I have no illusions that McDonalds has single handedly caused our current obesity epidemic. Individuals must also take responsibility, get informed and make changes. Still, much lies at the feet of our sprawling industrial food complex. Because of an incredible web of federal laws, lack of regulation, inadequate oversight and byzantine subsidies, good nutrition is at direct odds with shareholders profits. This mother’s day, McDonalds gets the heat because they are an industry leader, dare I say pioneer. I am simply asking McDonalds to lead, innovate and use their powers for good. Stop marketing to our kids, get the toys out of the meals and Retire Ronald. (Keep the apples, though. Just label them if they are GMO. Again, I digress.)
I shot this a while back for an audition/contest (didn't get it) but never posted it because I have a similarly yummy recipe made with the now utterly unaffordable red snapper.
I'm posting it now because I briefly touch on same ideas I'm reading in the new and thus far quite excellent book titled Cooked by Michael Pollan. Pollan frequently references Richard Wrangtham's Catching Fire How Cooking Made Us Human, a book I found completely life-changing and cannot recommend highly enough.
Long story short, their message (and mine) is that cooking and sharing food is a profoundly important component of our lives. It literally makes us human, so do it. Real cooking is better for you, cheaper, and when done with a little skill, mad good to eat.
If you want to get your wine one try something with a little body like a California Sauvignon Blanc or a white Cote du Rhone. Yum-my! Be well, hj
Butter for pan 1 tablespoon orange zest 1/2 cup orange juice 2/3 cup plain Greek yogurt (0% or 2%) 3 large eggs 1/2 cup olive oil 1 teaspoon vanilla 2 cups flour 1 cup sugar 2 teaspoons baking powder 1 teaspoon baking soda ½ teaspoon salt 2/3 cup cream 6 ounces dark chocolate chips ¼ cup agave 1 tablespoon confectioner’s sugar orange slices and berries for garnish
Heat oven to 325°F. Butter a 9” cake pan, line bottom
with circle of parchment and butter over parchment. In a medium bowl, whisk
zest, juice, yogurt, eggs, olive oil and vanilla until well combined. Then in a
large bowl, sift and stir together flour, sugar, baking soda, baking powder and
salt. Add wet ingredients into dry ingredients and gently mix. Pour into cake
pan and bake until a wooden skewer, when poked in the center, comes out clean,
about 45 minutes. Cool on a rack. Turn out onto a cake platter.
Meanwhile, in a small saucepan heat cream to a slow simmer.

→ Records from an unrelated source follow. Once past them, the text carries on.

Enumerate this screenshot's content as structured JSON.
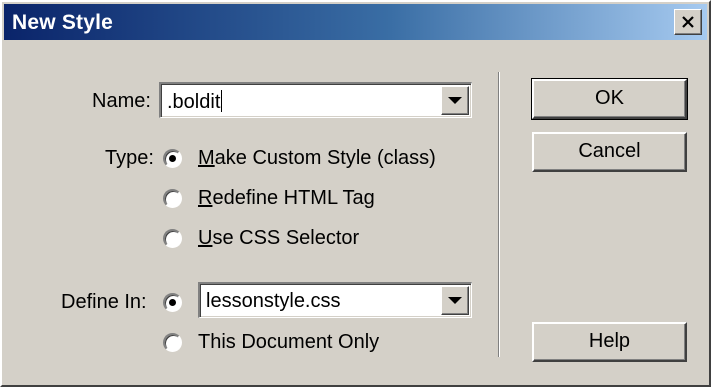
{
  "window": {
    "title": "New Style"
  },
  "name_field": {
    "label": "Name:",
    "value": ".boldit"
  },
  "type": {
    "label": "Type:",
    "options": [
      {
        "label_first": "M",
        "label_rest": "ake Custom Style (class)",
        "selected": true
      },
      {
        "label_first": "R",
        "label_rest": "edefine HTML Tag",
        "selected": false
      },
      {
        "label_first": "U",
        "label_rest": "se CSS Selector",
        "selected": false
      }
    ]
  },
  "define_in": {
    "label": "Define In:",
    "file_value": "lessonstyle.css",
    "file_selected": true,
    "alt_option": "This Document Only",
    "alt_selected": false
  },
  "buttons": {
    "ok": "OK",
    "cancel": "Cancel",
    "help": "Help"
  },
  "icons": {
    "close": "close-icon",
    "dropdown": "chevron-down-icon"
  }
}
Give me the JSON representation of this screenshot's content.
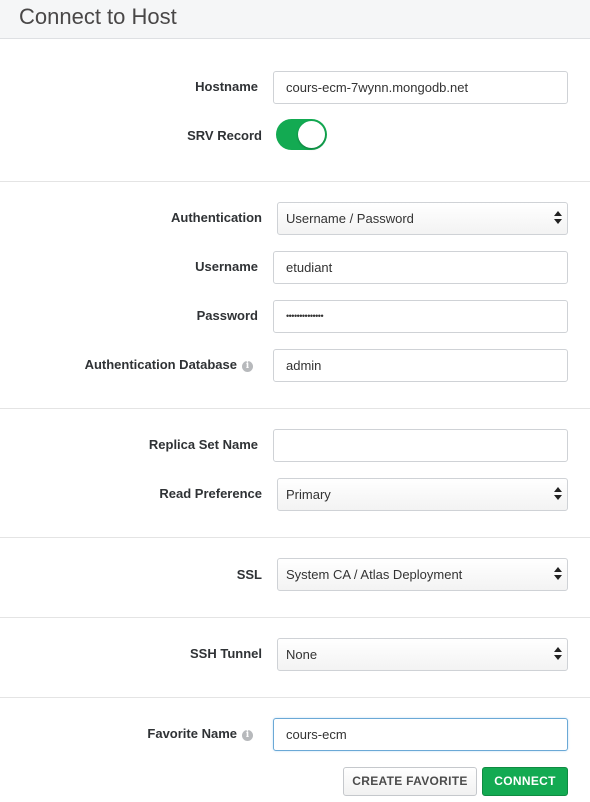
{
  "header": {
    "title": "Connect to Host"
  },
  "fields": {
    "hostname": {
      "label": "Hostname",
      "value": "cours-ecm-7wynn.mongodb.net"
    },
    "srv_record": {
      "label": "SRV Record",
      "enabled": true
    },
    "authentication": {
      "label": "Authentication",
      "selected": "Username / Password"
    },
    "username": {
      "label": "Username",
      "value": "etudiant"
    },
    "password": {
      "label": "Password",
      "masked": "••••••••••••••"
    },
    "auth_database": {
      "label": "Authentication Database",
      "value": "admin",
      "info_icon": "info-icon"
    },
    "replica_set_name": {
      "label": "Replica Set Name",
      "value": ""
    },
    "read_preference": {
      "label": "Read Preference",
      "selected": "Primary"
    },
    "ssl": {
      "label": "SSL",
      "selected": "System CA / Atlas Deployment"
    },
    "ssh_tunnel": {
      "label": "SSH Tunnel",
      "selected": "None"
    },
    "favorite_name": {
      "label": "Favorite Name",
      "value": "cours-ecm",
      "info_icon": "info-icon"
    }
  },
  "buttons": {
    "create_favorite": "CREATE FAVORITE",
    "connect": "CONNECT"
  },
  "colors": {
    "accent_green": "#13aa52",
    "focus_border": "#6ba9d6"
  }
}
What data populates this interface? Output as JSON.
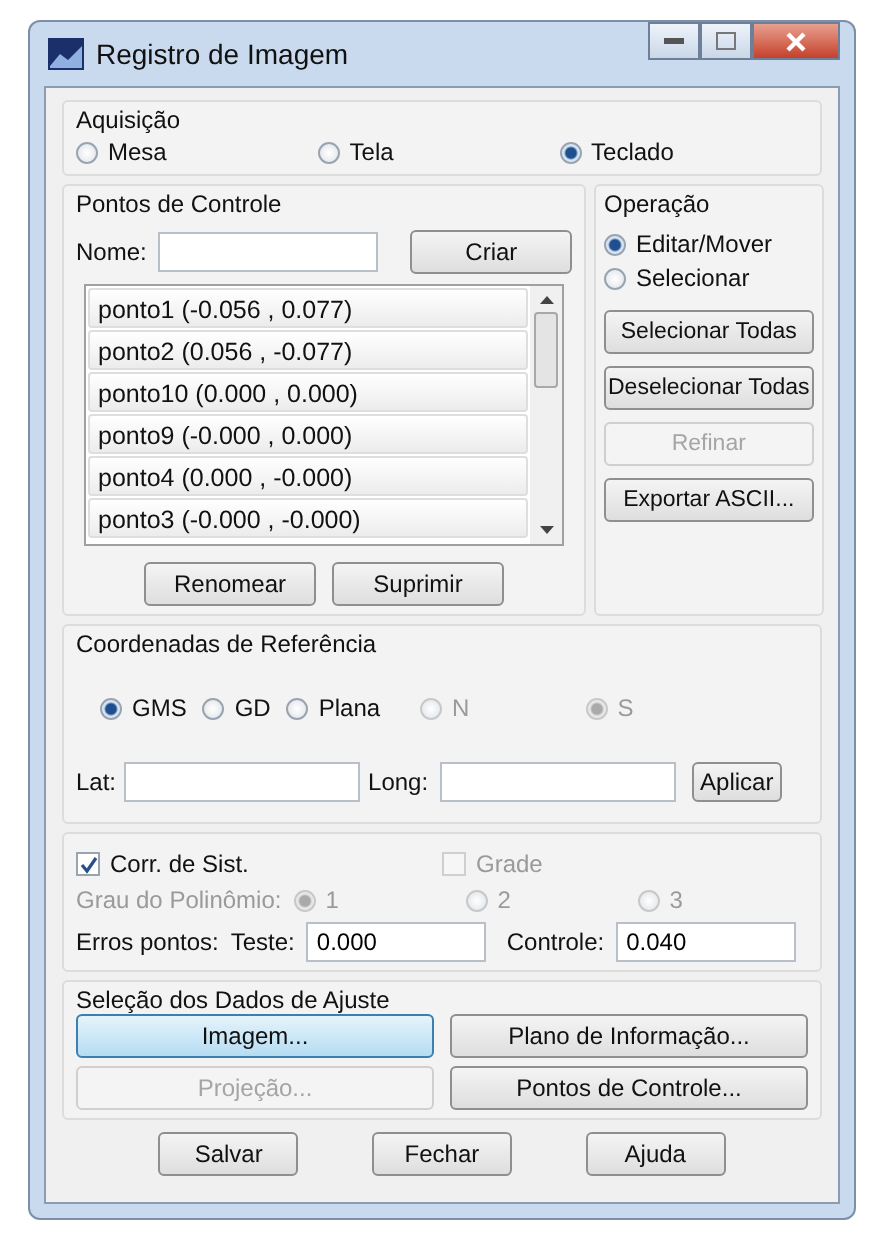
{
  "window": {
    "title": "Registro de Imagem"
  },
  "acquisition": {
    "title": "Aquisição",
    "options": [
      {
        "label": "Mesa",
        "selected": false
      },
      {
        "label": "Tela",
        "selected": false
      },
      {
        "label": "Teclado",
        "selected": true
      }
    ]
  },
  "control_points": {
    "title": "Pontos de Controle",
    "name_label": "Nome:",
    "create_button": "Criar",
    "points": [
      "ponto1 (-0.056 , 0.077)",
      "ponto2 (0.056 , -0.077)",
      "ponto10 (0.000 , 0.000)",
      "ponto9 (-0.000 , 0.000)",
      "ponto4 (0.000 , -0.000)",
      "ponto3 (-0.000 , -0.000)"
    ],
    "buttons": [
      "Renomear",
      "Suprimir"
    ]
  },
  "operation": {
    "title": "Operação",
    "options": [
      {
        "label": "Editar/Mover",
        "selected": true
      },
      {
        "label": "Selecionar",
        "selected": false
      }
    ],
    "buttons": [
      {
        "label": "Selecionar Todas",
        "disabled": false
      },
      {
        "label": "Deselecionar Todas",
        "disabled": false
      },
      {
        "label": "Refinar",
        "disabled": true
      },
      {
        "label": "Exportar ASCII...",
        "disabled": false
      }
    ]
  },
  "reference": {
    "title": "Coordenadas de Referência",
    "options": [
      {
        "label": "GMS",
        "selected": true,
        "disabled": false
      },
      {
        "label": "GD",
        "selected": false,
        "disabled": false
      },
      {
        "label": "Plana",
        "selected": false,
        "disabled": false
      },
      {
        "label": "N",
        "selected": false,
        "disabled": true
      },
      {
        "label": "S",
        "selected": true,
        "disabled": true
      }
    ],
    "lat_label": "Lat:",
    "long_label": "Long:",
    "apply_button": "Aplicar"
  },
  "correction": {
    "checkboxes": [
      {
        "label": "Corr. de Sist.",
        "checked": true,
        "disabled": false
      },
      {
        "label": "Grade",
        "checked": false,
        "disabled": true
      }
    ],
    "degree_label": "Grau do Polinômio:",
    "degree_options": [
      {
        "label": "1",
        "selected": true,
        "disabled": true
      },
      {
        "label": "2",
        "selected": false,
        "disabled": true
      },
      {
        "label": "3",
        "selected": false,
        "disabled": true
      }
    ],
    "errors_label": "Erros pontos:",
    "test_label": "Teste:",
    "test_value": "0.000",
    "control_label": "Controle:",
    "control_value": "0.040"
  },
  "adjust": {
    "title": "Seleção dos Dados de Ajuste",
    "buttons": [
      {
        "label": "Imagem...",
        "disabled": false,
        "focused": true
      },
      {
        "label": "Plano de Informação...",
        "disabled": false,
        "focused": false
      },
      {
        "label": "Projeção...",
        "disabled": true,
        "focused": false
      },
      {
        "label": "Pontos de Controle...",
        "disabled": false,
        "focused": false
      }
    ]
  },
  "footer": {
    "buttons": [
      "Salvar",
      "Fechar",
      "Ajuda"
    ]
  }
}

Add chocolate chips, turn off heat and then let sit for 10 minutes. Gently stir
until smooth. Stir in agave. Pour
chocolate sauce over cooled cake, sprinkle with confectioner’s sugar and
garnish with oranges and berries.